Probiotics and The
A Case for Protective Nutrients
The “hygiene hypothesis” helps to explain the fact that immune disorders
are increasing while improved
hygiene and antibiotics have
caused infectious diseases to decrease
during the last half century.
With the evidence mounting that immune disorders are increasing – especially in North America
and Europe – this webcast explores how decreased microbial exposure – even from vaccinations
and improved sanitation – can lead to abnormal responses to allergens and autoantigens in the
mucosal immune system.
It also offers encouraging scientific evidence that probiotic administration may prevent and reduce
the immune-mediated disease trend. Probiotics are living organisms, which when administered in
adequate amounts, confer a health benefit on the host.
Regular consumption of certain probiotics can help regulate the balance of bacteria in the digestive
tract and reinforce mucosal defenses that helps limit the propagation of immune mediated disease
bacteria. Probiotics have been used historically by many societies worldwide to promote health.
Below are links to each of the presentations given at the live
Symposium held at the 2006 Experimental Biology Annual Conference in San Francisco, CA on April 3, 2006. Each
of the links will open the presentation in a new window. System
Requirements: You will need Macromedia's Flash player to view these presentations.
Welcome and Introduction
W. Allan Walker, MD
Director, Division of Nutrition,
Harvard Medical School
Director of Mucosal Immunology Laboratory,
Massachusetts General Hospital
Conrad Taff Professor of Nutrition, Harvard Medical
The Effect of Infections on Susceptibility to Allergic and Autoimmune Diseases
Nathalie Thieblemont, PhD
CNRS, Hôpital Necker, Paris, France
Discussion of the Bach NEJM article in 2002 and recent work on the role of pathogen TLR antagonists in protection against autoimmune disease
Counter-Regulation and the Hygiene Hypothesis
Christopher Karp, MD
Esiason Professor of Pediatrics, Children’s Hospital,
University of Cincinnati, Ohio
Update of thesis of regulatory T-cells in the hygiene hypothesis published in Nature Immunology, 2000.
Postnatal maturation of immune function and risk for atopic disease
Patrick Holt, DSc, FRCpath, FAA
Head, Division of Cell Biology
Telethon Institute for Child Health Research,
West Perth, Australia
Recent clinical data on TH1/
TH2 imbalance and development of allergy
Mechanism(s) of the probiotic affect in atopic disease
W. Allan Walker, MD
Review mechanisms from a basic perspective of
work that has been done in the Massachusetts
General Hospital laboratory, as well as clinical work.
Probiotics and Intestinal Health in Children
Click here to download the Proceedings from the October 9, 2005 Symposium, "Probiotics and Intestinal Health in Children," held at the
2005 American Academy of Pediatrics Annual National Conference in Washington, DC. (PDF format)
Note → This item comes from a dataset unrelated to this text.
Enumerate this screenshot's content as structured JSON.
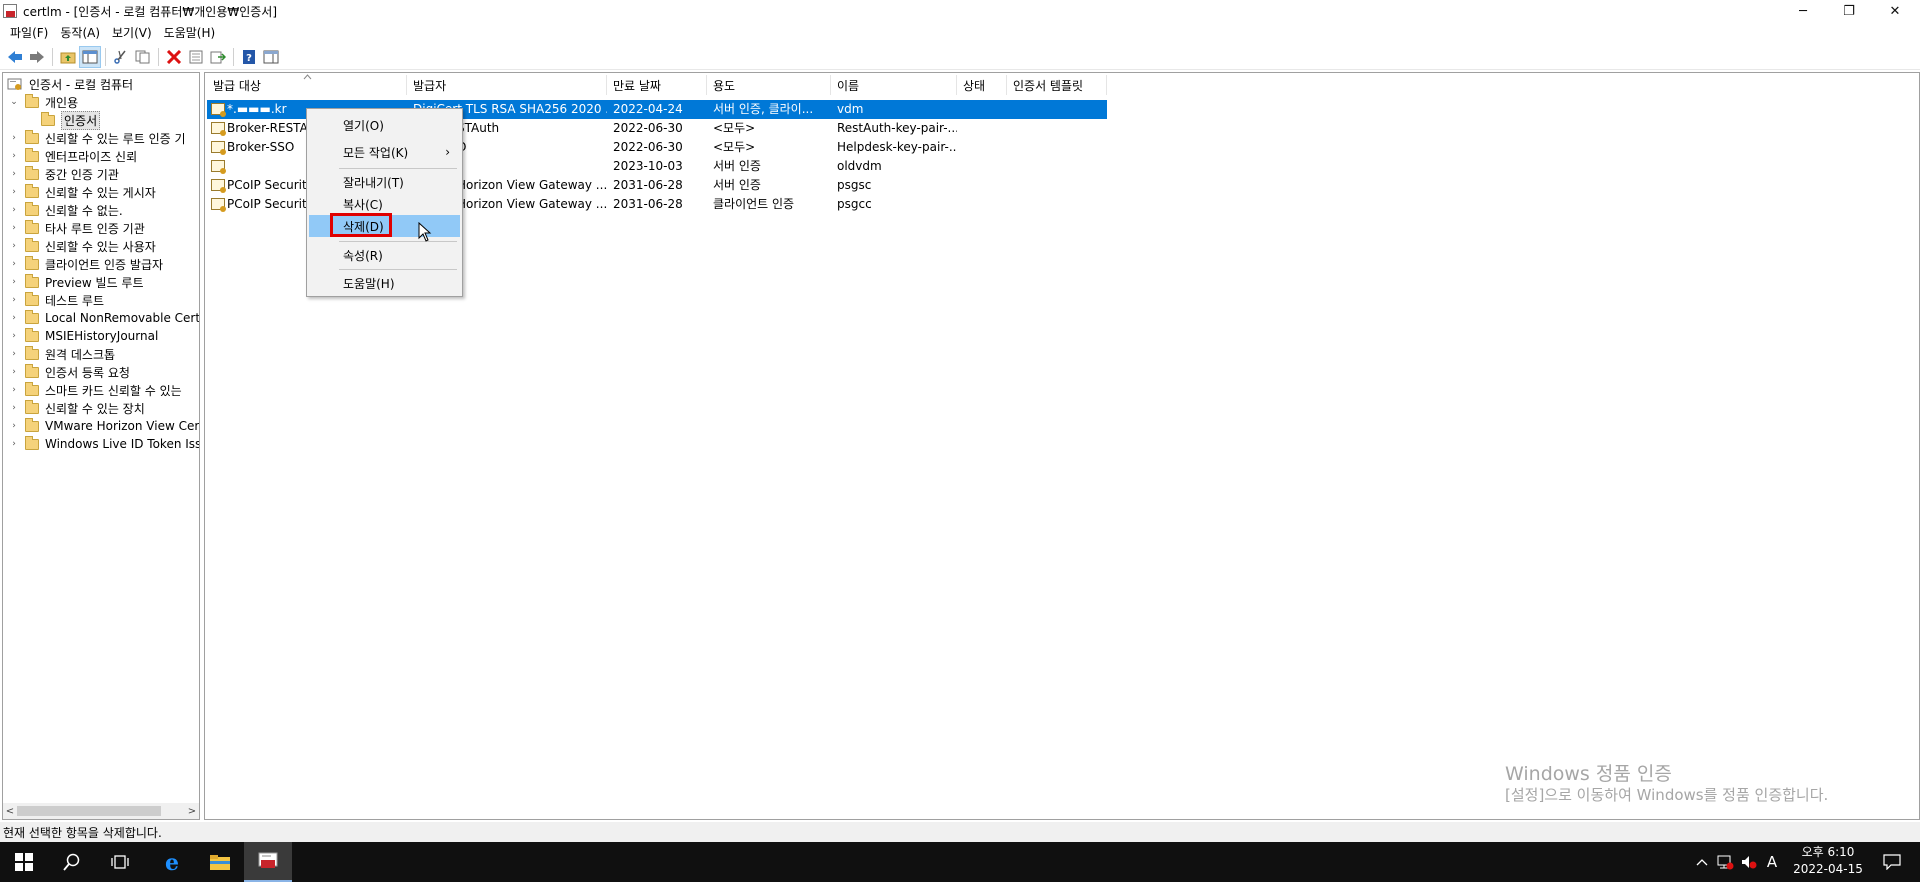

Note: You will need the free Adobe Acrobat Reader to view this document. You can download a free version here if you do not already have the free viewer.
Program made possible by an unrestricted
educational grant provided by
The Dannon Company, Inc. and Yakult Honsha Co., Ltd.